 Regular standbys in the pantry for these recipe ideas include: rice, rice flour, olive or canola oil, butter, cheese, eggs and Amasi (fermented milk) or yoghurt.  Canned beans (white kidney and haricot beans are lectin free for all blood types), olives (green ones are better), mayonnaise, tomato relish and a few sauces and spices are good to keep in store. You can make your own lentil sprouts as they add more nourishment and are better suited to all blood types. 


We will take each of the basic vegetables such as potatoes, onions, carrots, beans, peas, courgettes and butternut and explore all the different ways of preparing and eating them. The possibilities are endless and using different themes makes it more exciting. Take your family to China, India, Korea, South America, the Mediterranean or Ethiopia, for instance, by studing their national recipes and modifying a few simple dishes. (See the Korean food)


Watch the slideshow for  some hearty Mediterranean inspired food.

Minestrone soup using courgettes instead of pasta is 100% gluten free! They are cut into strips using a potato peeler and stirred into the pot at the last minute. Serve with grated cheese - Parmesan cheese makes it more authentic. 

Greek style vegetable stew is similar to minestrone soup but butter beans and olives are incuded. It can be eaten with chunks of home made gluten free bread (or rice cakes) or served on rice or, in this case, leftover fake risotto!

Risotto is usually made from special (very expesive) Arborio rice. We can make a simple variation by adding white wine and Amasi (similar to yoghurt) to a pot of rice 10 munites before it is usually ready to serve. Stir it in well, to make it creamy and mushy. You can include chopped mushrooms, green peppers and other vegtables. Mot important is to stir in a lot of grated cheese or Parmesan cheese.

Pasta substitiute

Shred courgettes with potato peeler.

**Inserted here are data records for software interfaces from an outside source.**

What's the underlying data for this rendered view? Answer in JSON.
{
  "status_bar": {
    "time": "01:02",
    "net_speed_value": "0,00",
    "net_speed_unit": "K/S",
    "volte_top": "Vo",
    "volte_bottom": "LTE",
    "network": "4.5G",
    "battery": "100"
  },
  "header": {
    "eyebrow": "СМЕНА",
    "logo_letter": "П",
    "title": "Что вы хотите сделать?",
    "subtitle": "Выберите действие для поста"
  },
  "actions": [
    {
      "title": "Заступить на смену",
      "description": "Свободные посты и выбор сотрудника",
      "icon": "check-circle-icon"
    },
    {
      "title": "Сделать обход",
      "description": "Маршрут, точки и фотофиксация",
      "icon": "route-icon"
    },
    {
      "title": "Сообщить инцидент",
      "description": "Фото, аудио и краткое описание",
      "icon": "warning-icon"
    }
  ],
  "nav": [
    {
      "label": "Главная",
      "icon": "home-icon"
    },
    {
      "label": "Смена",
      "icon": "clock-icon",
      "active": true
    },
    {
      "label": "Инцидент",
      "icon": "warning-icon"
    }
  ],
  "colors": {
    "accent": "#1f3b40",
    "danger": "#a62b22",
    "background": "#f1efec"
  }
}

Add just before serving

Grow yoour own fresh herbs

Plant them in a pot: parsley, celery, basil

Greek vegetable stew with butter beans and olives

serve it on leftover rice or risotto

Risotto for cheats - use fragrant rice

Cook in a pan as usual, add vegetables, white wine and cheese